Welcome to the Currency War, Part 12: Bankrupt Rome and Soaring Euro-Bonds
Only in a world totally corrupted by easy money could the following two things be announced on the same day. First:
The bond-market rally is broad based, encompassing both core economies such asFrance and also peripheral markets including Greece, which was pushed to the brink of exiting the currency bloc during the region's financial woes. Another of those nations, Portugal, took a step toward exiting an international bailout program today as it bought back bonds, while Italy, supported in the turmoil by ECB bond purchases, sold five-year notes at a record-low rate.
"Investors are starting to look at the non-core European bond markets as a viable investment alternative again," said Jussi Hiljanen, head of fixed-income research at SEB AB inStockholm. "Further ECB actions have the potential to maintain the tightening bias on those spreads," he said, referring to the yield gap between core nations and the periphery.
The average yield to maturity on euro-area bonds fell to a record 1.6343 percent yesterday, according to Bank of America Merrill Lynch indexes. It peaked at more than 6 percent in 2011, the data show.
Italy's 10-year yield fell seven basis points to 3.47 percent after touching 3.46 percent, a level not seen since January 2006. Portugal's 10-year yield dropped four basis points to 4.81 percent and touched 4.78 percent, the least since June 2010, while Ireland's two-year note yield and Spain's five-year rates dropped to records.
Then, at about the same time:
Matteo Renzi, the Italian prime minister, came under pressure on Thursday as the city of Rome was on the brink of bankruptcy after parliament threw out a bill that would have injected fresh funding.
Ignazio Marino, Rome mayor, said city services like public transport would come to a halt and that he would not be a "Nero" - the Roman emperor who, legend has it, strummed his lyre as the city burnt to the ground.
Marino said that Renzi, a centre-left leader and former mayor of Florence who was only confirmed by parliament this week, had promised to adopt urgent measures to help the Italian capital at a cabinet meeting on Friday.
The newly-elected mayor faces a budget deficit of 816 million euros ($1.1 billion) and the city could be placed under administration if he does not manage to close the gap with measures such as cutting public services.
"Rome has wasted money for decades. I don't want to spend another euro that is not budgeted," Marino said, following criticism from the Northern League opposition party which helped shoot down the bill for Rome in parliament.
The draft law would have included funding for Rome from the central government budget as a compensation for the extra costs it faces because of its role as the capital including tourism traffic and national demonstrations.
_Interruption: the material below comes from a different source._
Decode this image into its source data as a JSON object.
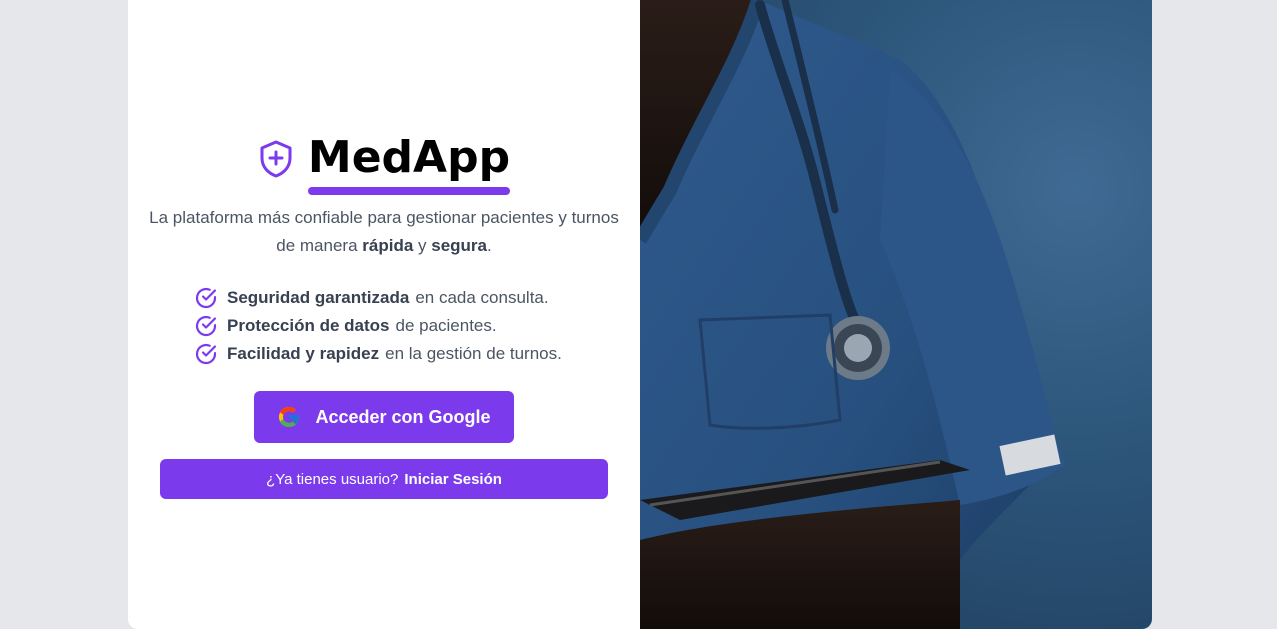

Other cash-strapped cities complained it was unfair. But Marino warned there could be dire consequences. "We're not going to block the city but the city will come to a standstill. It will block itself if I do not have the tools for making budget decisions and right now I cannot allocate any money," he told the SkyTG24 news channel.
Marino said that buses may have to stop running as soon as Sunday because he only had 10 percent of the money required to pay for fuel in March.
He added: "With the money that we have in the budget right now, I can do repairs on each road in Rome every 52 years. That's not really maintenance."
How is it that Italy is able to borrow money at low and falling rates - which indicates that borrowers are confident of its ability to pay its bills - while its major city, far more important to that country than New York or Los Angeles is to the US, slides into bankruptcy?
The answer is that Rome is irrelevant in comparison with two other facts. First, Europe is slipping into deflation, which generally leads to lower bond yields. Second, the European Central Bank is virtually guaranteed to respond to fact number one with quantitative easing on a vast scale.
So the bond markets, far from rallying on the expectation of a eurozone recovery, are rising in anticipation of the opposite: a new round of recession/deflation/instability that forces the abandonment of even the pretense of austerity and the adoption of aggressively easy money.
In this scenario, a Roman bankruptcy is actually a good thing because it pushes the ECB, Bundesbank, Bank of Italy and the other relevant monetary entities to stop dithering and start monetizing debt in earnest. Once it gets going, the goal of the program will be to refinance everyone's debt at extremely low rates, push down the euro's exchange rate versus the dollar, yen and yuan, and shift the currency war front from Europe to the rest of the world. The race to the bottom continues.
The rest of this series is available here.